## RECORD EXCERPTS

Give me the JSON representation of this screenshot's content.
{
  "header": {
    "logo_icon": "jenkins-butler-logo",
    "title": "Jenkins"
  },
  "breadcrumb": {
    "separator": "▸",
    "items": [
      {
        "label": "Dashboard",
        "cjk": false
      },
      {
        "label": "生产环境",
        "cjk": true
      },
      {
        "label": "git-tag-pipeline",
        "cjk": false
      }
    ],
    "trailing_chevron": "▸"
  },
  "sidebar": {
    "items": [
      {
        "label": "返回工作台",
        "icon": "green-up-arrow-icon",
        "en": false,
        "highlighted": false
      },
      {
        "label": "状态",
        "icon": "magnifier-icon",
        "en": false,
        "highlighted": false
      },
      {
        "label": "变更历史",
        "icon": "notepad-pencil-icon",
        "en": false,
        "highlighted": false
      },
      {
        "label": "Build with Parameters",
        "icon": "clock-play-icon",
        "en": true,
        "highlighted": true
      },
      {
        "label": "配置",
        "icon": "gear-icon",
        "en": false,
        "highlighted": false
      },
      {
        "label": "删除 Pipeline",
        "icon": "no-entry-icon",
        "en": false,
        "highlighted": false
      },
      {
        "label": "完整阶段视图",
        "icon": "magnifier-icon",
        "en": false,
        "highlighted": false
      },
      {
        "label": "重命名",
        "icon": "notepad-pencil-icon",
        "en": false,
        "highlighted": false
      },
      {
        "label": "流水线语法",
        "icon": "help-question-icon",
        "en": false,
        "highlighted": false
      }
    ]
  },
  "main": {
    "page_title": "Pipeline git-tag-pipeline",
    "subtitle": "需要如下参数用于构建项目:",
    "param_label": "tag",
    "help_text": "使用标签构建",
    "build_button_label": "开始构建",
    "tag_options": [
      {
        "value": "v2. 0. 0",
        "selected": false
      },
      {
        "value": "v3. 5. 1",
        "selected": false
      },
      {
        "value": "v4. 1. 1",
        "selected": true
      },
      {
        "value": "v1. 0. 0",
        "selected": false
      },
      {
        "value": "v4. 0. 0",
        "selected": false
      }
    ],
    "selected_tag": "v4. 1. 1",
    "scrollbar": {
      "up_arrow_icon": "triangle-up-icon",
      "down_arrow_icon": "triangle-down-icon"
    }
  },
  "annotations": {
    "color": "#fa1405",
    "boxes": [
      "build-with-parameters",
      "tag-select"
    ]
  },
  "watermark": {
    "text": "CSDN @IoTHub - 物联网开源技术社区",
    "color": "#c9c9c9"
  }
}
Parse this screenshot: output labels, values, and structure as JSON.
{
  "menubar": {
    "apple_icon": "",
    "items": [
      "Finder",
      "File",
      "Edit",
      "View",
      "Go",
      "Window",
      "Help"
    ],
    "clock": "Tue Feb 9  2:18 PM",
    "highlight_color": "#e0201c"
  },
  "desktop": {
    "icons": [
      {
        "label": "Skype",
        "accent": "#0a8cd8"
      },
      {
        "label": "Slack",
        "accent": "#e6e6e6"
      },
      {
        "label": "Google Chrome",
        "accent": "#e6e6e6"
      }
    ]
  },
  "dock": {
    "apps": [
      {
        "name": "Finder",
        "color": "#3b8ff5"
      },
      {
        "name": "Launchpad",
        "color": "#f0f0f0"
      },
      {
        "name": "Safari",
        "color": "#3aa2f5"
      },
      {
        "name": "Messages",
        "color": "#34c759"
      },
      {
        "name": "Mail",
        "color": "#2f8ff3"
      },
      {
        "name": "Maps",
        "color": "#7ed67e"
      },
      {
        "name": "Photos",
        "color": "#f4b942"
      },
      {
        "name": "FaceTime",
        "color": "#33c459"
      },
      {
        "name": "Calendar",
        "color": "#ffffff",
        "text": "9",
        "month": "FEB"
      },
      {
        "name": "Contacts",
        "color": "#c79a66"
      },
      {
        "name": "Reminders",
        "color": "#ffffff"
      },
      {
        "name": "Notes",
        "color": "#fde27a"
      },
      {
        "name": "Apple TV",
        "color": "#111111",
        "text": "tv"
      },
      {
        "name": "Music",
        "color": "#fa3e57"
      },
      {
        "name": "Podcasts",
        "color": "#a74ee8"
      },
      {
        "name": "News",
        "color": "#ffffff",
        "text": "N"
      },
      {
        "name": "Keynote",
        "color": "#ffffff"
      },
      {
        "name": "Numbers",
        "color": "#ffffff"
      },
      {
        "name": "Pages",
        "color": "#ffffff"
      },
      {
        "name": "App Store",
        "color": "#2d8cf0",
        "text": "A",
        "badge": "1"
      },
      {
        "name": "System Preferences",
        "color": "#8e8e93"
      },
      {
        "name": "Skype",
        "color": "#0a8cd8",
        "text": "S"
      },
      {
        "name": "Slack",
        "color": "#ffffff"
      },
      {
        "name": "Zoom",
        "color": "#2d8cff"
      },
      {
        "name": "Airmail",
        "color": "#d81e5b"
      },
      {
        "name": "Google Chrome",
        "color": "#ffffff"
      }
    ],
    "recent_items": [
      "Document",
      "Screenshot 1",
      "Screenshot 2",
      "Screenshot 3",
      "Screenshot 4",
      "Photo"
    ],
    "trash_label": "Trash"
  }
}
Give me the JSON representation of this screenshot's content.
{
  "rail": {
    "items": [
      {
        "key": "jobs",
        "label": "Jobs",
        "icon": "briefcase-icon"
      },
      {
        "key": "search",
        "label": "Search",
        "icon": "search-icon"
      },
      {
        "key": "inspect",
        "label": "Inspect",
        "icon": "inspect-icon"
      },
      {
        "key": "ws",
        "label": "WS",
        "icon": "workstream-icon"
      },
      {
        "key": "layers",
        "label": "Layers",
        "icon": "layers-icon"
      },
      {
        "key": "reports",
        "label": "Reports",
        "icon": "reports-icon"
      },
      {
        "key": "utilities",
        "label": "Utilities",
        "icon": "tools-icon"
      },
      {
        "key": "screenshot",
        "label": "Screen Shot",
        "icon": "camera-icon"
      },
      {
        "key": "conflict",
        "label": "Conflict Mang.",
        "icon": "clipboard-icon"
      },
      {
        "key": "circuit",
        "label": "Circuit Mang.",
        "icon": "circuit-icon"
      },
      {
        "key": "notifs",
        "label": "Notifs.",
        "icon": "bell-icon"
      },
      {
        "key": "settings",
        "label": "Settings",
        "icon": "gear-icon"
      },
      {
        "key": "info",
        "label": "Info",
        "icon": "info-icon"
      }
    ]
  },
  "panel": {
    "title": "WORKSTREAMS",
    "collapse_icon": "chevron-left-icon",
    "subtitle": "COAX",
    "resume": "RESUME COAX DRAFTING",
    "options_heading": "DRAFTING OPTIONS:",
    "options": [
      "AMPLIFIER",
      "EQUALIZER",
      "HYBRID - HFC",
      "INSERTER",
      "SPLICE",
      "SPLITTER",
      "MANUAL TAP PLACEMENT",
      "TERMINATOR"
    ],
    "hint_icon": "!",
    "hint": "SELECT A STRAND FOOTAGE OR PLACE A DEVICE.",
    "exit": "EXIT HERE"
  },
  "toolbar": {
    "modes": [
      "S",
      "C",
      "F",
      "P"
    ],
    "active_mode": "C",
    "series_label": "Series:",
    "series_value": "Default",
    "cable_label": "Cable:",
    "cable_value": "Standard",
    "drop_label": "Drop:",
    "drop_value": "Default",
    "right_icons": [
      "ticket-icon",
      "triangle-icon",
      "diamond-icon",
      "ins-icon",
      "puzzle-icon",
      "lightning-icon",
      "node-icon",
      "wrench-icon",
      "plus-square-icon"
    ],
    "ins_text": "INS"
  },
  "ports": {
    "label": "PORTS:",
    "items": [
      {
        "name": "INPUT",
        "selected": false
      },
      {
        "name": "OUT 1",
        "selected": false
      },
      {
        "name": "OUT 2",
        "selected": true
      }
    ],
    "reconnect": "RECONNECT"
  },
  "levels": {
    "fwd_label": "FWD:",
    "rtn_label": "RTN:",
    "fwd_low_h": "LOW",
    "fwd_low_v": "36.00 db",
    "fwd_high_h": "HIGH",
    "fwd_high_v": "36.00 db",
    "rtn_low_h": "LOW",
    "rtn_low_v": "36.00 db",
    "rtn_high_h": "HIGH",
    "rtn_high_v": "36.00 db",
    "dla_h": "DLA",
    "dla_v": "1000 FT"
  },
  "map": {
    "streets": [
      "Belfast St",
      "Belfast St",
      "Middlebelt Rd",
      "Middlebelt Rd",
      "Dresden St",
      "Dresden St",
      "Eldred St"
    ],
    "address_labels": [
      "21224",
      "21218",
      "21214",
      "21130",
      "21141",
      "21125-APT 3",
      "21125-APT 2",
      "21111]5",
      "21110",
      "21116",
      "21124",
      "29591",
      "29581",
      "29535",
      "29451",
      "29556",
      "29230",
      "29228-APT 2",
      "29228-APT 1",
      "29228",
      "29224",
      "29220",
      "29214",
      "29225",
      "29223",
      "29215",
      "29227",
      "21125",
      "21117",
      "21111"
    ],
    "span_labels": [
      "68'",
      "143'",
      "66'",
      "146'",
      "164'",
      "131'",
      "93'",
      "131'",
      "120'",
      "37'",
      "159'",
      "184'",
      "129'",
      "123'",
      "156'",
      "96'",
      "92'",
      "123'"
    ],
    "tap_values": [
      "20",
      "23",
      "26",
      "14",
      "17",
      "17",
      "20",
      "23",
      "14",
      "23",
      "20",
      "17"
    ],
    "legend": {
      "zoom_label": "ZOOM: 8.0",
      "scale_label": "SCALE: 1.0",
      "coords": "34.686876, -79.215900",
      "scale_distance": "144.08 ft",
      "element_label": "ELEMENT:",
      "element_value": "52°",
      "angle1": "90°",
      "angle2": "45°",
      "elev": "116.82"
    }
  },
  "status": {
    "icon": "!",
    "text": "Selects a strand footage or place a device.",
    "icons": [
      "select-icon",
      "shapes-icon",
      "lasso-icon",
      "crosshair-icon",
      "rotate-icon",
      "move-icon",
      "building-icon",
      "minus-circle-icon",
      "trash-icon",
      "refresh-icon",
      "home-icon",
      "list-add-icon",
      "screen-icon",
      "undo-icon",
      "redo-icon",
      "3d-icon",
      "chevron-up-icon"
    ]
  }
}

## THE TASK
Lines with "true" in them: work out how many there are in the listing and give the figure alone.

## RESPONSE TO THIS TASK
5